Mr. Bo denied one of the bribery allegations against him as the trial began in Jinan.
Just two years ago he was considered a candidate for promotion to the Politburo Standing Committee, the seven-member top decision-making body in China.
But as China’s Communist Party prepared for its once-in-a-decade leadership handover in February 2012, questions arose over the death of Neil Heywood, a British businessman.
Gu Kailai, the wife of Mr. Bo, has since been convicted of Mr. Heywood’s murder. State media says she committed the crime because of differences over a business deal.
Mr. Bo is also widely expected to be found guilty on the multiple charges he faces. The abuse of power charge is related to his wife’s role in the murder of Mr. Heywood.
The Communist Party intends to use the trial to show that no politician, no matter how powerful, is above the law. But Mr. Bo’s supporters say the trial is nothing more than a political purge.
Mr. Bo’s downfall is seen as the biggest political shake-up in China in decades.
Heavy security surrounds the court house, with a large police presence and the roads cordoned off.

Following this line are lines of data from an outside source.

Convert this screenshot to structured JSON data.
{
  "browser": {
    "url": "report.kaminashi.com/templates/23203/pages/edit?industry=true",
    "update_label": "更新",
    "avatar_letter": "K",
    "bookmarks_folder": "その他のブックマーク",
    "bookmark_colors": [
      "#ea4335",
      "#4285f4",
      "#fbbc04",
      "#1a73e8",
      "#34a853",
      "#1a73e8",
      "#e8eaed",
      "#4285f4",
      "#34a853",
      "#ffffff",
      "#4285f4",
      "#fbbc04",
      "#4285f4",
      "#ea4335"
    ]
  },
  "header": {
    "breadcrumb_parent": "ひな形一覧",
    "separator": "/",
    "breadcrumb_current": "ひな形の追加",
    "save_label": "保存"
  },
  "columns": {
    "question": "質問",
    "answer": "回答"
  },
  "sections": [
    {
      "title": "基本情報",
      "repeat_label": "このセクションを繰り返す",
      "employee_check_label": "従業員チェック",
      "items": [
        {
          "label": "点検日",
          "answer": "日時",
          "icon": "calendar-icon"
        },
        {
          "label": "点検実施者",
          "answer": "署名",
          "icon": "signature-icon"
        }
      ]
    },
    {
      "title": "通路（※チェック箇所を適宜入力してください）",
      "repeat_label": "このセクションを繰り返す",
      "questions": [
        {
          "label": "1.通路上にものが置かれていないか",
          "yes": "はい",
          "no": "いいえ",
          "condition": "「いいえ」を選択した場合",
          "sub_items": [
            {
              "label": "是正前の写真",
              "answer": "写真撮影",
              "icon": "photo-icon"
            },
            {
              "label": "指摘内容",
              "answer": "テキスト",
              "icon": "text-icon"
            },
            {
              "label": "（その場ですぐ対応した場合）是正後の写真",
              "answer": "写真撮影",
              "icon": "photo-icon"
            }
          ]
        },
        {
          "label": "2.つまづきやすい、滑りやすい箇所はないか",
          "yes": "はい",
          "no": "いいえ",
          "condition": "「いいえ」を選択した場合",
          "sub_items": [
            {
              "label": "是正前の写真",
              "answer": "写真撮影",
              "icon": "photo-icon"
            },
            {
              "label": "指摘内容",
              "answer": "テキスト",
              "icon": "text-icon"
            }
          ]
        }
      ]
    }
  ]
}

A large convoy of vehicles arrived at 8:00 with Mr. Bo believed to be in one of them. The first day of the trial was the first time Mr. Bo has been seen in public in 18 months.
The Communist Party seems determined that everything goes according to script, and is tweeting out transcripts of the trial in an apparent attempt at transparency. But anything sensitive is expected to be edited out.
Foreign journalists are not allowed in the courtroom. According to reports, five of Mr. Bo’s relatives, 19 Chinese reporters, and 84 others were allowed in. In the courtroom, Mr. Bo reportedly said, “I hope the judge will try this case fairly and justly according to the law of the country.”
A few Bo supporters shouted slogans outside the courthouse before being wisked away by authorities.
During his time in power, the 64-year-old Bo led two high-profile campaigns – a drive to promote old Chinese communist values and a large-scale crackdown on crime. But he was viewed as controversial by top party leaders and his ambition earned him enemies.
Much discussion is taking place on China’s social media regarding the trial. Many view the trial as merely a political show, with the outcome already decided. But much of the public also believes there may be at least some truth to the corruption and abuse of power charges.
A verdict is expected in early September. Image/AP